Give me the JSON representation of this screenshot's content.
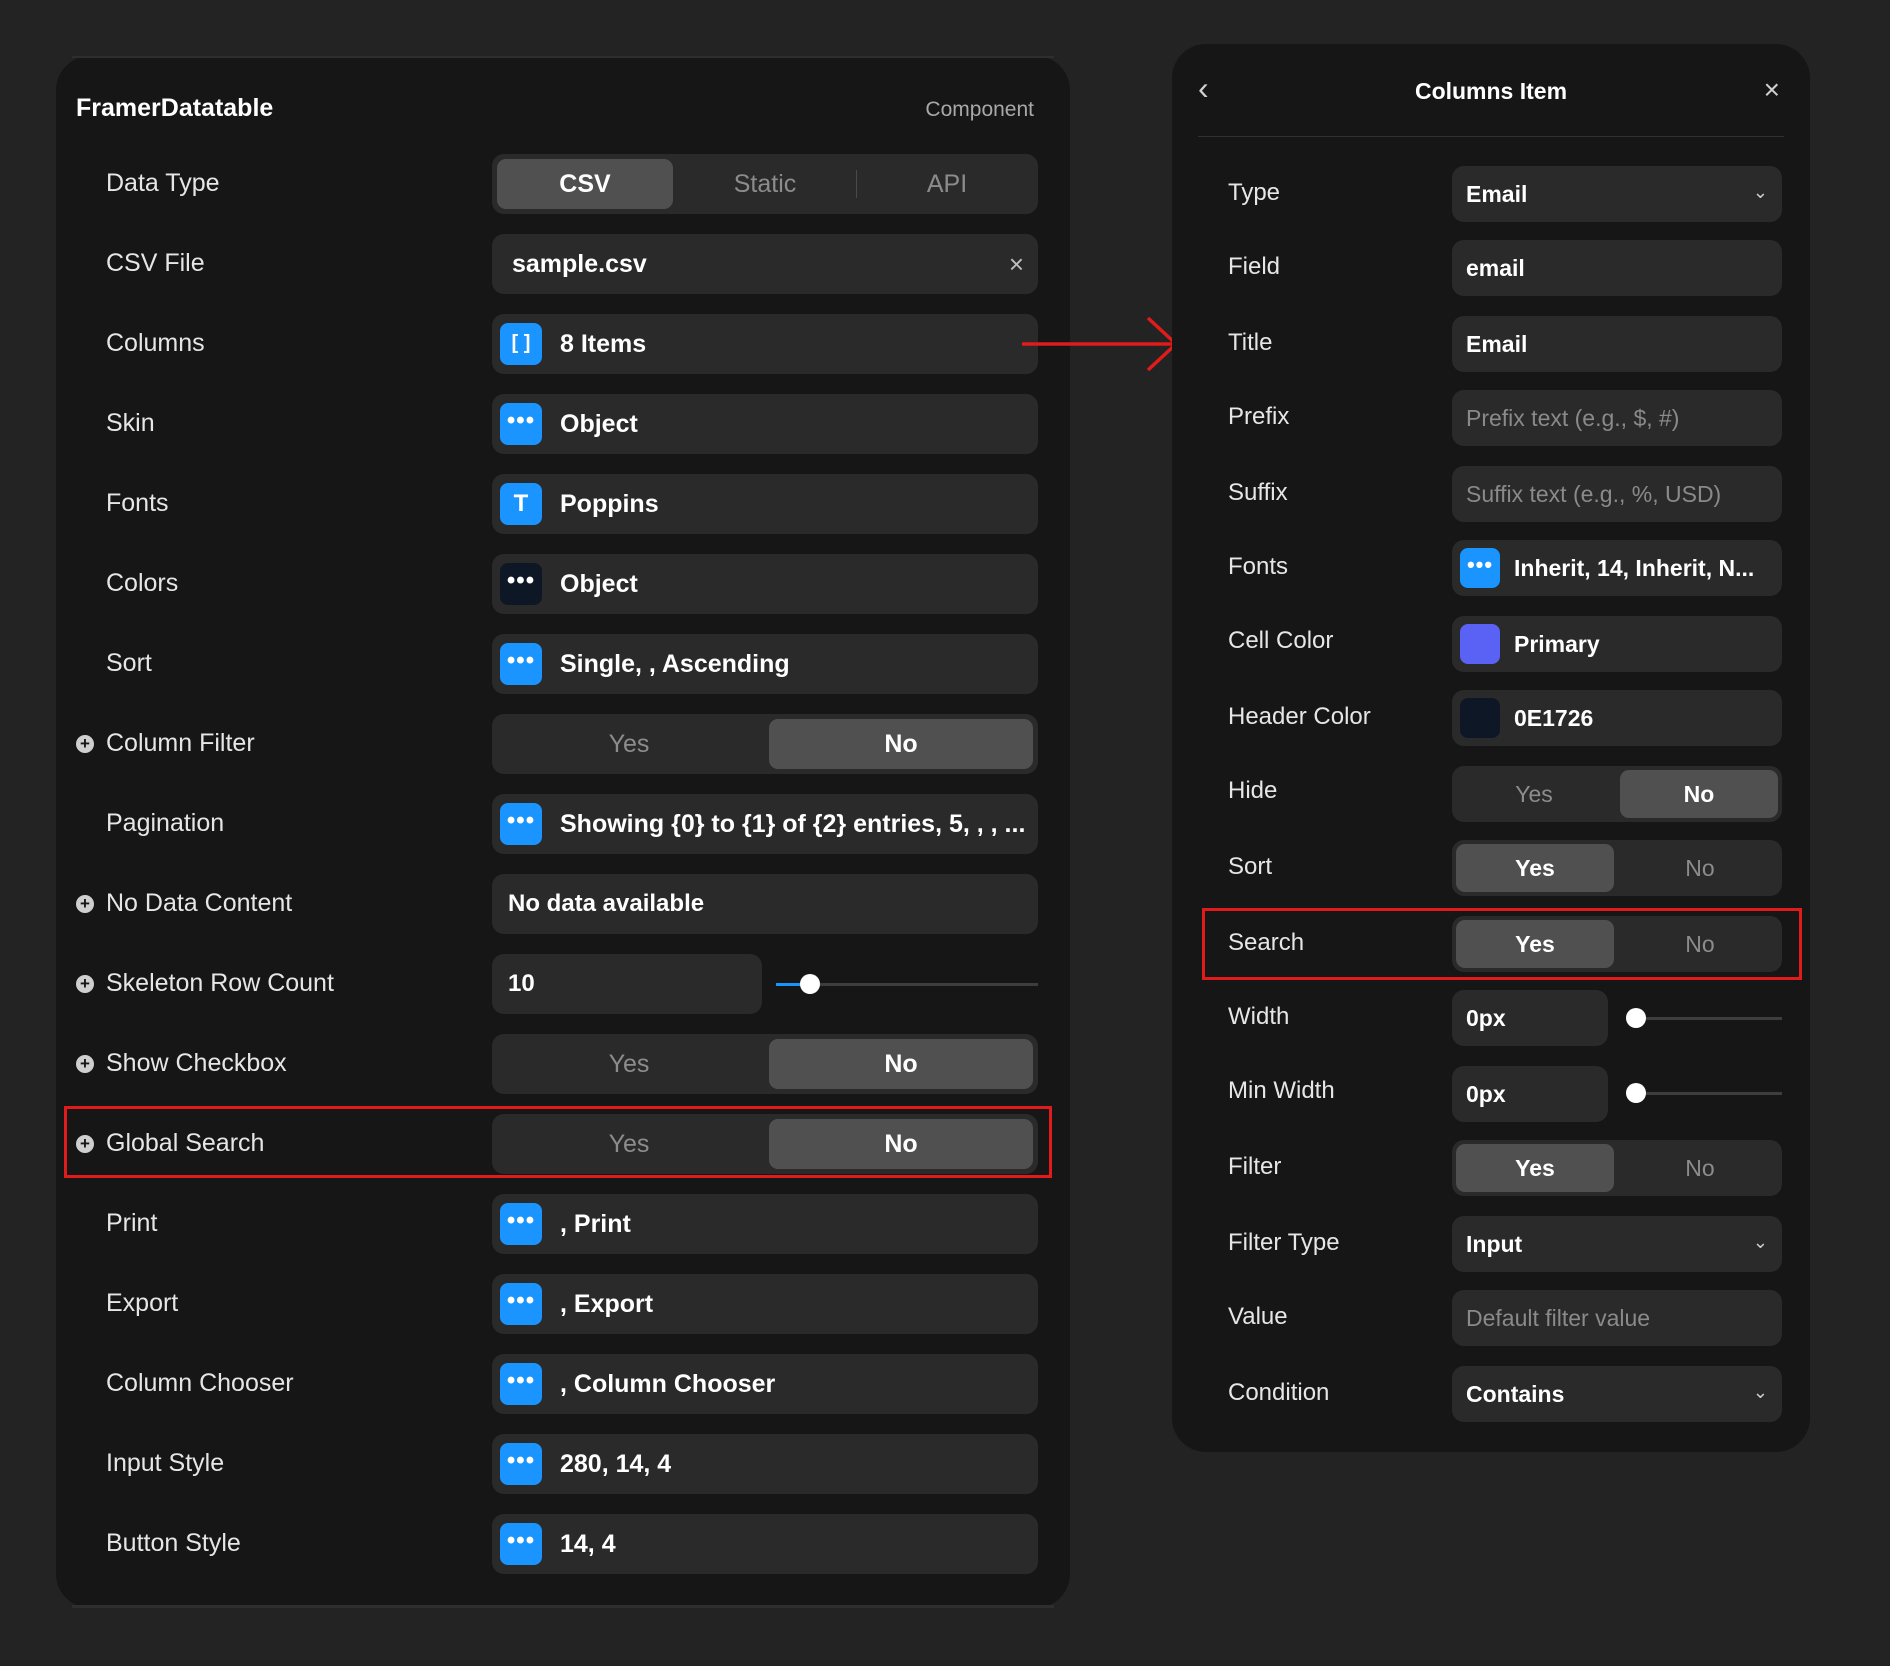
{
  "left_panel": {
    "title": "FramerDatatable",
    "meta": "Component",
    "rows": {
      "data_type": {
        "label": "Data Type",
        "options": [
          "CSV",
          "Static",
          "API"
        ],
        "selected": "CSV"
      },
      "csv_file": {
        "label": "CSV File",
        "value": "sample.csv",
        "clear_icon": "×"
      },
      "columns": {
        "label": "Columns",
        "value": "8 Items",
        "icon": "[ ]"
      },
      "skin": {
        "label": "Skin",
        "value": "Object",
        "icon": "•••"
      },
      "fonts": {
        "label": "Fonts",
        "value": "Poppins",
        "icon": "T"
      },
      "colors": {
        "label": "Colors",
        "value": "Object",
        "icon": "•••"
      },
      "sort": {
        "label": "Sort",
        "value": "Single, , Ascending",
        "icon": "•••"
      },
      "column_filter": {
        "label": "Column Filter",
        "yes": "Yes",
        "no": "No",
        "selected": "No"
      },
      "pagination": {
        "label": "Pagination",
        "value": "Showing {0} to {1} of {2} entries, 5, , , ...",
        "icon": "•••"
      },
      "no_data_content": {
        "label": "No Data Content",
        "value": "No data available"
      },
      "skeleton_row_count": {
        "label": "Skeleton Row Count",
        "value": "10",
        "slider_level": 0.13
      },
      "show_checkbox": {
        "label": "Show Checkbox",
        "yes": "Yes",
        "no": "No",
        "selected": "No"
      },
      "global_search": {
        "label": "Global Search",
        "yes": "Yes",
        "no": "No",
        "selected": "No"
      },
      "print": {
        "label": "Print",
        "value": ", Print",
        "icon": "•••"
      },
      "export": {
        "label": "Export",
        "value": ", Export",
        "icon": "•••"
      },
      "column_chooser": {
        "label": "Column Chooser",
        "value": ", Column Chooser",
        "icon": "•••"
      },
      "input_style": {
        "label": "Input Style",
        "value": "280, 14, 4",
        "icon": "•••"
      },
      "button_style": {
        "label": "Button Style",
        "value": "14, 4",
        "icon": "•••"
      }
    }
  },
  "right_panel": {
    "title": "Columns Item",
    "back_icon": "‹",
    "close_icon": "×",
    "rows": {
      "type": {
        "label": "Type",
        "value": "Email"
      },
      "field": {
        "label": "Field",
        "value": "email"
      },
      "title": {
        "label": "Title",
        "value": "Email"
      },
      "prefix": {
        "label": "Prefix",
        "placeholder": "Prefix text (e.g., $, #)"
      },
      "suffix": {
        "label": "Suffix",
        "placeholder": "Suffix text (e.g., %, USD)"
      },
      "fonts": {
        "label": "Fonts",
        "value": "Inherit, 14, Inherit, N...",
        "icon": "•••"
      },
      "cell_color": {
        "label": "Cell Color",
        "value": "Primary",
        "swatch": "#5a61f5"
      },
      "header_color": {
        "label": "Header Color",
        "value": "0E1726",
        "swatch": "#0e1726"
      },
      "hide": {
        "label": "Hide",
        "yes": "Yes",
        "no": "No",
        "selected": "No"
      },
      "sort": {
        "label": "Sort",
        "yes": "Yes",
        "no": "No",
        "selected": "Yes"
      },
      "search": {
        "label": "Search",
        "yes": "Yes",
        "no": "No",
        "selected": "Yes"
      },
      "width": {
        "label": "Width",
        "value": "0px",
        "slider_level": 0
      },
      "min_width": {
        "label": "Min Width",
        "value": "0px",
        "slider_level": 0
      },
      "filter": {
        "label": "Filter",
        "yes": "Yes",
        "no": "No",
        "selected": "Yes"
      },
      "filter_type": {
        "label": "Filter Type",
        "value": "Input"
      },
      "value": {
        "label": "Value",
        "placeholder": "Default filter value"
      },
      "condition": {
        "label": "Condition",
        "value": "Contains"
      }
    }
  },
  "colors": {
    "accent": "#1a94ff",
    "highlight": "#e01b1b",
    "panel_bg": "#161616",
    "control_bg": "#2a2a2a",
    "selected_segment": "#505050"
  }
}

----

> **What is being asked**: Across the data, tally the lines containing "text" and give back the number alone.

> **Completed task**: 2